> **Work instruction**
The listing that follows is to be output in full and without change.
Segment Start: Data section
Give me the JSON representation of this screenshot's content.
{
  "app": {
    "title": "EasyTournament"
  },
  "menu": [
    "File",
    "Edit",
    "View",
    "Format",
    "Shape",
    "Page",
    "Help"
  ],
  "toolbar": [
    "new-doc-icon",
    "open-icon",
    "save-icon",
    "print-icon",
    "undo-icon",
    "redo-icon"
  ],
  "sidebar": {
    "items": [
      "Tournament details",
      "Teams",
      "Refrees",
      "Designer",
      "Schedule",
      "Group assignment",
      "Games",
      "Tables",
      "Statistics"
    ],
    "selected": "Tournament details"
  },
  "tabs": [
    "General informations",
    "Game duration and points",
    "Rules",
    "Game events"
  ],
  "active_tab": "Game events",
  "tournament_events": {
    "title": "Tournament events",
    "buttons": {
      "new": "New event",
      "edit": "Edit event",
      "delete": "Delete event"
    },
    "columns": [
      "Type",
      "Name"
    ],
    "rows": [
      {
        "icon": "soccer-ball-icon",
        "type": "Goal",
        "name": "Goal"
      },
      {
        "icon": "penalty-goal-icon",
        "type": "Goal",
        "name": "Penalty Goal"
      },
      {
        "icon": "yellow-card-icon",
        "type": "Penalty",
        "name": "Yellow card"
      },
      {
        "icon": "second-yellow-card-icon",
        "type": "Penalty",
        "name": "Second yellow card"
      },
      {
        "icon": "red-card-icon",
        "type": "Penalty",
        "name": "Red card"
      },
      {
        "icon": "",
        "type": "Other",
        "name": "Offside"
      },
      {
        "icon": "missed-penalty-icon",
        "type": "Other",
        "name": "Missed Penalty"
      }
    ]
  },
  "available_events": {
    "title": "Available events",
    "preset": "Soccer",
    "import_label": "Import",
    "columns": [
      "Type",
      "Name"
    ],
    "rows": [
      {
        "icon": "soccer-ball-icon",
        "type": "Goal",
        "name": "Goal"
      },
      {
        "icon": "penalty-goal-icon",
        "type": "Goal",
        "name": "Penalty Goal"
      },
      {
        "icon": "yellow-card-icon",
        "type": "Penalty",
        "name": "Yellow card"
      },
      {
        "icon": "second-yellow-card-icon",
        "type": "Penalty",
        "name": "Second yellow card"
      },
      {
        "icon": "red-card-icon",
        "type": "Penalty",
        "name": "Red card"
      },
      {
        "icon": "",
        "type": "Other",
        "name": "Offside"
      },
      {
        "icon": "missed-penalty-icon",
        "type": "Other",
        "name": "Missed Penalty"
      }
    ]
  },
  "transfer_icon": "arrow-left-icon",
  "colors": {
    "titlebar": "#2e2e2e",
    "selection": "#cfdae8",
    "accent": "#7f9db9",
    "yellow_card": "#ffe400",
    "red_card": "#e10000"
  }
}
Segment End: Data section
> **Response to the exercise**
Give me the JSON representation of this screenshot's content.
{
  "app": {
    "title": "EasyTournament"
  },
  "menu": [
    "File",
    "Edit",
    "View",
    "Format",
    "Shape",
    "Page",
    "Help"
  ],
  "toolbar": [
    "new-doc-icon",
    "open-icon",
    "save-icon",
    "print-icon",
    "undo-icon",
    "redo-icon"
  ],
  "sidebar": {
    "items": [
      "Tournament details",
      "Teams",
      "Refrees",
      "Designer",
      "Schedule",
      "Group assignment",
      "Games",
      "Tables",
      "Statistics"
    ],
    "selected": "Tournament details"
  },
  "tabs": [
    "General informations",
    "Game duration and points",
    "Rules",
    "Game events"
  ],
  "active_tab": "Game events",
  "tournament_events": {
    "title": "Tournament events",
    "buttons": {
      "new": "New event",
      "edit": "Edit event",
      "delete": "Delete event"
    },
    "columns": [
      "Type",
      "Name"
    ],
    "rows": [
      {
        "icon": "soccer-ball-icon",
        "type": "Goal",
        "name": "Goal"
      },
      {
        "icon": "penalty-goal-icon",
        "type": "Goal",
        "name": "Penalty Goal"
      },
      {
        "icon": "yellow-card-icon",
        "type": "Penalty",
        "name": "Yellow card"
      },
      {
        "icon": "second-yellow-card-icon",
        "type": "Penalty",
        "name": "Second yellow card"
      },
      {
        "icon": "red-card-icon",
        "type": "Penalty",
        "name": "Red card"
      },
      {
        "icon": "",
        "type": "Other",
        "name": "Offside"
      },
      {
        "icon": "missed-penalty-icon",
        "type": "Other",
        "name": "Missed Penalty"
      }
    ]
  },
  "available_events": {
    "title": "Available events",
    "preset": "Soccer",
    "import_label": "Import",
    "columns": [
      "Type",
      "Name"
    ],
    "rows": [
      {
        "icon": "soccer-ball-icon",
        "type": "Goal",
        "name": "Goal"
      },
      {
        "icon": "penalty-goal-icon",
        "type": "Goal",
        "name": "Penalty Goal"
      },
      {
        "icon": "yellow-card-icon",
        "type": "Penalty",
        "name": "Yellow card"
      },
      {
        "icon": "second-yellow-card-icon",
        "type": "Penalty",
        "name": "Second yellow card"
      },
      {
        "icon": "red-card-icon",
        "type": "Penalty",
        "name": "Red card"
      },
      {
        "icon": "",
        "type": "Other",
        "name": "Offside"
      },
      {
        "icon": "missed-penalty-icon",
        "type": "Other",
        "name": "Missed Penalty"
      }
    ]
  },
  "transfer_icon": "arrow-left-icon",
  "colors": {
    "titlebar": "#2e2e2e",
    "selection": "#cfdae8",
    "accent": "#7f9db9",
    "yellow_card": "#ffe400",
    "red_card": "#e10000"
  }
}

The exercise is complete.